Preservation efforts create neighborhood improvements

Published 12:00 am Tuesday, October 7, 2003

David Hurlbut and employees of Berry Lawn Service waited for a cement truck as rain slowly began to fall on Water Avenue Monday morning.

A retaining wall made of standard concrete blocks sloping down toward the Alabama River stood ready to be filled as Hurlbut examined a black metal fence allowing entry to what will one day be the corridor leading down to a patio looking over the river.

Hurlbut, a preservation consultant and owner of the old Harmony Club, said the fence, path leading toward the river and patio were part of a long-term construction project.

Work on the retaining wall began last Monday, but the fence was erected in late July.

Hurlbut said he became involved in the project after speaking with David Norton, the property owner. &uot;He had to do something,&uot; Hurlbut said.

The solution was the fence, gateway and retaining wall.

When complete, the visitor will step through the black fence at the top and walk down to a green fence near the river’s bank.

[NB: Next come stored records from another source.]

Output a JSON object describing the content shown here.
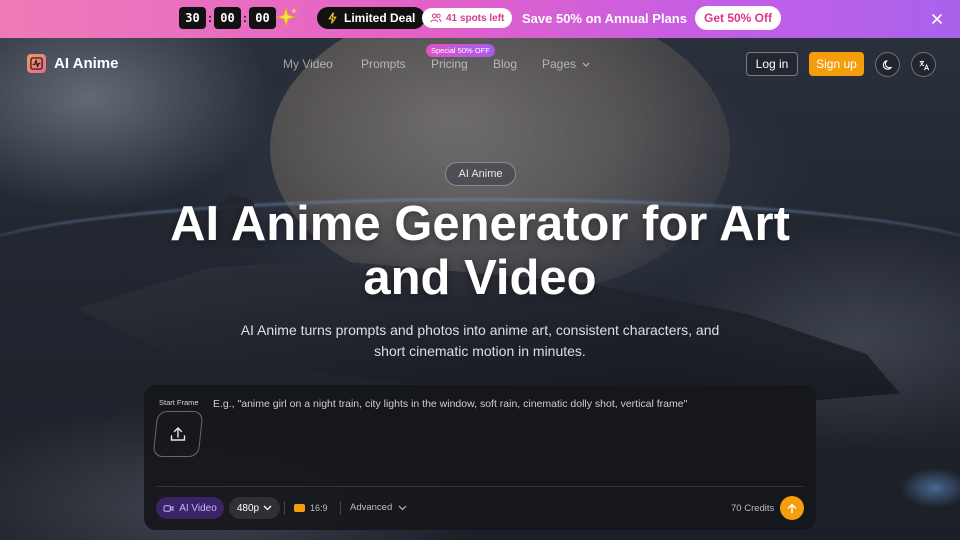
{
  "promo": {
    "timer": [
      "30",
      "00",
      "00"
    ],
    "timer_separator": ":",
    "deal_label": "Limited Deal",
    "spots_label": "41 spots left",
    "save_text": "Save 50% on Annual Plans",
    "cta_label": "Get 50% Off"
  },
  "nav": {
    "brand": "AI Anime",
    "links": [
      "My Video",
      "Prompts",
      "Pricing",
      "Blog",
      "Pages"
    ],
    "pricing_badge": "Special 50% OFF",
    "login_label": "Log in",
    "signup_label": "Sign up"
  },
  "hero": {
    "pill": "AI Anime",
    "title_line1": "AI Anime Generator for Art",
    "title_line2": "and Video",
    "subtitle_line1": "AI Anime turns prompts and photos into anime art, consistent characters, and",
    "subtitle_line2": "short cinematic motion in minutes."
  },
  "composer": {
    "start_frame_label": "Start Frame",
    "prompt_placeholder": "E.g., \"anime girl on a night train, city lights in the window, soft rain, cinematic dolly shot, vertical frame\"",
    "mode_label": "AI Video",
    "resolution": "480p",
    "aspect_ratio": "16:9",
    "advanced_label": "Advanced",
    "credits": "70 Credits"
  },
  "colors": {
    "accent": "#f59e0b",
    "promo_gradient_start": "#f07ab8",
    "promo_gradient_end": "#a862ec"
  }
}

Behind the building a patio will exist and be host to events such as art shows.

The area is private property, though, and will remain closed at other times for safety reasons.

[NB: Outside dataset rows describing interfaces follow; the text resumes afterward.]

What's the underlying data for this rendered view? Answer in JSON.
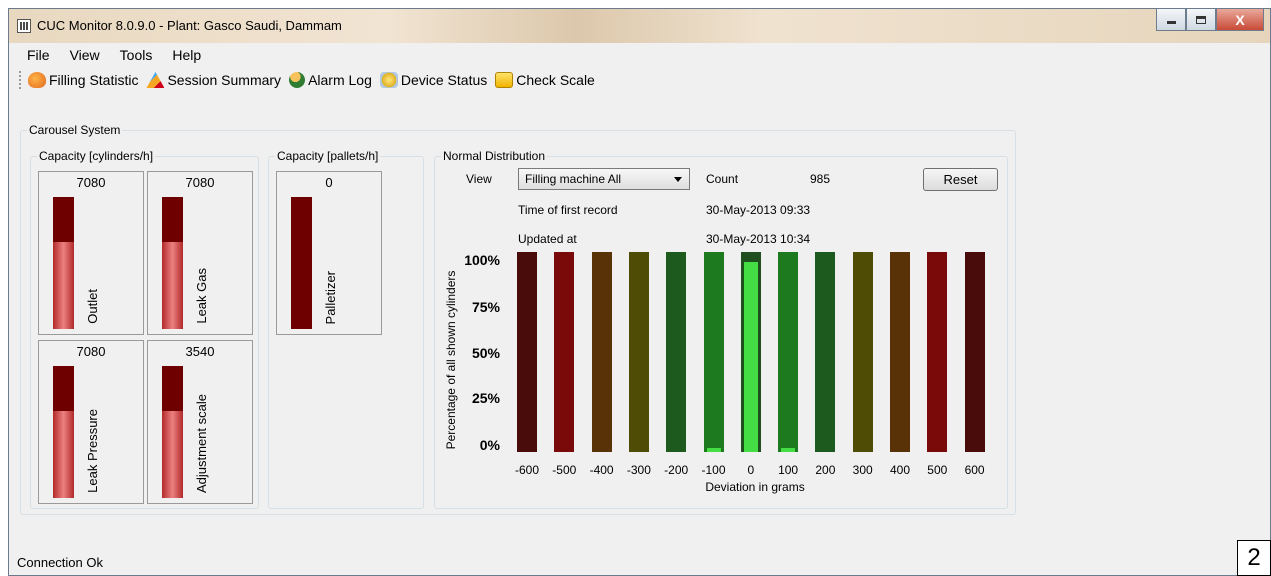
{
  "window": {
    "title": "CUC Monitor 8.0.9.0 - Plant: Gasco Saudi, Dammam",
    "close_glyph": "X"
  },
  "menu": [
    "File",
    "View",
    "Tools",
    "Help"
  ],
  "toolbar": [
    {
      "label": "Filling Statistic",
      "icon": "filling-statistic-icon"
    },
    {
      "label": "Session Summary",
      "icon": "session-summary-icon"
    },
    {
      "label": "Alarm Log",
      "icon": "alarm-log-icon"
    },
    {
      "label": "Device Status",
      "icon": "device-status-icon"
    },
    {
      "label": "Check Scale",
      "icon": "check-scale-icon"
    }
  ],
  "carousel": {
    "title": "Carousel System",
    "capacity_cylinders": {
      "title": "Capacity [cylinders/h]",
      "gauges": [
        {
          "value": "7080",
          "label": "Outlet",
          "level": 0.66
        },
        {
          "value": "7080",
          "label": "Leak Gas",
          "level": 0.66
        },
        {
          "value": "7080",
          "label": "Leak Pressure",
          "level": 0.66
        },
        {
          "value": "3540",
          "label": "Adjustment scale",
          "level": 0.66
        }
      ]
    },
    "capacity_pallets": {
      "title": "Capacity [pallets/h]",
      "gauges": [
        {
          "value": "0",
          "label": "Palletizer",
          "level": 0.0
        }
      ]
    },
    "normal_distribution": {
      "title": "Normal Distribution",
      "view_label": "View",
      "view_value": "Filling machine All",
      "count_label": "Count",
      "count_value": "985",
      "reset_label": "Reset",
      "first_record_label": "Time of first record",
      "first_record_value": "30-May-2013 09:33",
      "updated_label": "Updated at",
      "updated_value": "30-May-2013 10:34"
    }
  },
  "chart_data": {
    "type": "bar",
    "categories": [
      "-600",
      "-500",
      "-400",
      "-300",
      "-200",
      "-100",
      "0",
      "100",
      "200",
      "300",
      "400",
      "500",
      "600"
    ],
    "values": [
      0,
      0,
      0,
      0,
      0,
      2,
      95,
      2,
      0,
      0,
      0,
      0,
      0
    ],
    "bar_colors": [
      "#4a0b0b",
      "#7a0a0a",
      "#5a3208",
      "#4f4c05",
      "#1d5a1d",
      "#1e7a1e",
      "#1f4f1f",
      "#1e7a1e",
      "#1d5a1d",
      "#4f4c05",
      "#5a3208",
      "#7a0a0a",
      "#4a0b0b"
    ],
    "fill_color": "#44dd44",
    "yticks": [
      "100%",
      "75%",
      "50%",
      "25%",
      "0%"
    ],
    "ylim": [
      0,
      100
    ],
    "ylabel": "Percentage of all shown cylinders",
    "xlabel": "Deviation in grams"
  },
  "status": {
    "text": "Connection Ok",
    "corner_number": "2"
  }
}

Norton, a local attorney, is no stranger to historical preservation.

His office rests on the second floor of the building adjoining the pathway, which leads down to the river.

Before opening the office, Norton said plaster was falling off the walls and the roof was leaking.

Hurlbut said plans for the area didn’t stop with the corridor, patio and fence.

Once it’s complete, which could occur in six months, he hopes to work on Bienville Park.

Bienville Park sits next to the work area and is home to a rock monument.

Hurlbut said he’d like to move the monument to the park’s center and have benches surrounding it.

Hurlbut pointed to Rural Studio as inspiration for the current project.

Rural Studio, a program conceived by two Auburn University professors in 1993, gives architectural students the opportunity to design and build structures while &uot;thinking outside the box.&uot;

According to Hurlbut, Rural Studio uses older materials and proves that a project doesn’t have to be costly. &uot;You don’t have to do things the way you’ve been doing them,&uot; he added.

Hurlbut said that in the coming months he hoped people would look toward the river as they drive down Water Avenue, see the iron fence and think it’s an elegant addition to a historic property.